I do have a gripe with the show, though. It treats conflicts like the monster-of-the-week. Every episode is a neatly wrapped bundle of conflict -> resolution -> next episode. I’d like a bit more continuity in the character development instead of the current formula of focusing on one character at a time.

The worst offender of this is actually what I thought was the best episode so far: episode 5. This episode focused on Mari’s glasses-wearing friend Megumi. Her annoyance at Mari and passive-aggressive attitude was spot-on and I felt so uneasy watching her try to hold Mari back. But then the end of the episode felt like such a cop out! I can understand why Megumi would want to break her ties with Mari: Mari can then enjoy her time in Antarctica without worrying about her friend back home who doesn’t get to have such fun experiences. But it felt more like the friendship was ending conveniently, to both wrap up the episode neatly and to have the audience enjoy watching Mari in Antarctica without worrying about Megumi.

If this was the only instance of this sort of conflict-of-the-week, then I’d be fine with it. But episode 6 strolls along and presents another one-episode minor conflict. Without a big, multi-episode goal like “trying to get on the expedition,” it seems like this show is floundering a bit. I’d much prefer just a fun episode about the girls having fun in Singapore, or multiple episodes in Singapore to make the conflict seem… important. In the end, it’s all resolved with a few cheap laughs. I hope this isn’t the end of Hinata’s character development, but it sure feels like it.

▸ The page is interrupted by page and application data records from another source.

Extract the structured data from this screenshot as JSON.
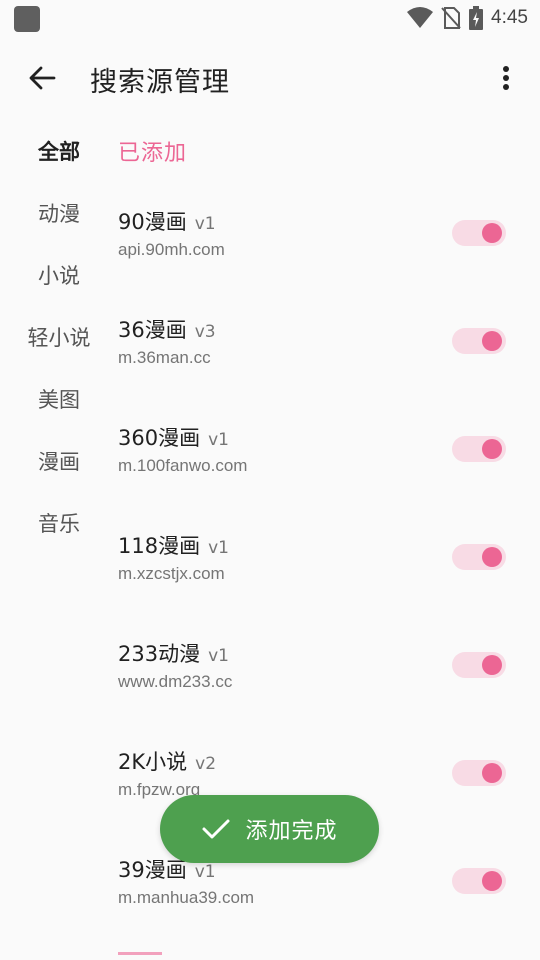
{
  "status_bar": {
    "time": "4:45",
    "icons": [
      "wifi-icon",
      "no-sim-icon",
      "battery-charging-icon"
    ]
  },
  "toolbar": {
    "title": "搜索源管理",
    "back_icon": "arrow-back-icon",
    "more_icon": "more-vert-icon"
  },
  "sidebar": {
    "items": [
      {
        "label": "全部",
        "active": true
      },
      {
        "label": "动漫",
        "active": false
      },
      {
        "label": "小说",
        "active": false
      },
      {
        "label": "轻小说",
        "active": false
      },
      {
        "label": "美图",
        "active": false
      },
      {
        "label": "漫画",
        "active": false
      },
      {
        "label": "音乐",
        "active": false
      }
    ]
  },
  "section": {
    "title": "已添加"
  },
  "sources": [
    {
      "name": "90漫画",
      "version": "v1",
      "host": "api.90mh.com",
      "enabled": true
    },
    {
      "name": "36漫画",
      "version": "v3",
      "host": "m.36man.cc",
      "enabled": true
    },
    {
      "name": "360漫画",
      "version": "v1",
      "host": "m.100fanwo.com",
      "enabled": true
    },
    {
      "name": "118漫画",
      "version": "v1",
      "host": "m.xzcstjx.com",
      "enabled": true
    },
    {
      "name": "233动漫",
      "version": "v1",
      "host": "www.dm233.cc",
      "enabled": true
    },
    {
      "name": "2K小说",
      "version": "v2",
      "host": "m.fpzw.org",
      "enabled": true
    },
    {
      "name": "39漫画",
      "version": "v1",
      "host": "m.manhua39.com",
      "enabled": true
    }
  ],
  "toast": {
    "text": "添加完成",
    "icon": "check-icon"
  },
  "colors": {
    "accent": "#ec6694",
    "switch_track": "#f8dbe5",
    "toast_bg": "#4ea04f"
  }
}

Still, this stuff is all minor. A Place Further Than The Universe is the best show of the season so far, miles above bigger names like Darling in the Franxx and Violet Evergarden.